Dataset records

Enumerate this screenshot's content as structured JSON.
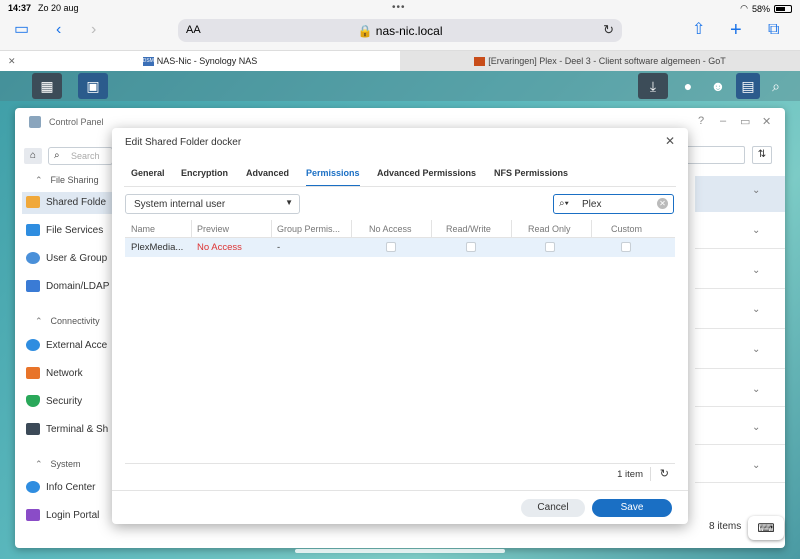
{
  "status": {
    "time": "14:37",
    "date": "Zo 20 aug",
    "battery": "58%"
  },
  "safari": {
    "aa": "AA",
    "url": "nas-nic.local"
  },
  "tabs": [
    {
      "label": "NAS-Nic - Synology NAS",
      "favicon": "DSM"
    },
    {
      "label": "[Ervaringen] Plex - Deel 3 - Client software algemeen - GoT"
    }
  ],
  "control_panel": {
    "title": "Control Panel",
    "search_placeholder": "Search",
    "sections": {
      "file_sharing": "File Sharing",
      "connectivity": "Connectivity",
      "system": "System"
    },
    "items": {
      "shared_folder": "Shared Folde",
      "file_services": "File Services",
      "user_group": "User & Group",
      "domain_ldap": "Domain/LDAP",
      "external_access": "External Acce",
      "network": "Network",
      "security": "Security",
      "terminal": "Terminal & Sh",
      "info_center": "Info Center",
      "login_portal": "Login Portal"
    },
    "items_count": "8 items"
  },
  "dialog": {
    "title": "Edit Shared Folder docker",
    "tabs": [
      "General",
      "Encryption",
      "Advanced",
      "Permissions",
      "Advanced Permissions",
      "NFS Permissions"
    ],
    "active_tab": "Permissions",
    "user_type": "System internal user",
    "search_value": "Plex",
    "columns": [
      "Name",
      "Preview",
      "Group Permis...",
      "No Access",
      "Read/Write",
      "Read Only",
      "Custom"
    ],
    "rows": [
      {
        "name": "PlexMedia...",
        "preview": "No Access",
        "group": "-",
        "no_access": false,
        "read_write": false,
        "read_only": false,
        "custom": false
      }
    ],
    "footer_count": "1 item",
    "cancel": "Cancel",
    "save": "Save"
  },
  "colors": {
    "accent": "#1a6fc4",
    "no_access": "#dd3333"
  }
}
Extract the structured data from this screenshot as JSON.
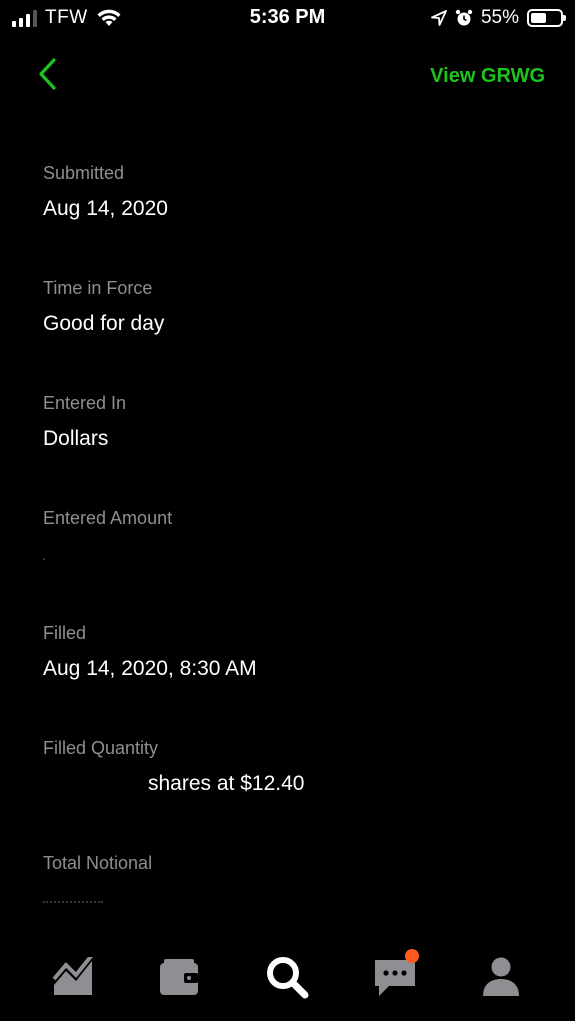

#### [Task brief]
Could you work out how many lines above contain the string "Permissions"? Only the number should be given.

#### [Exercise answer]
4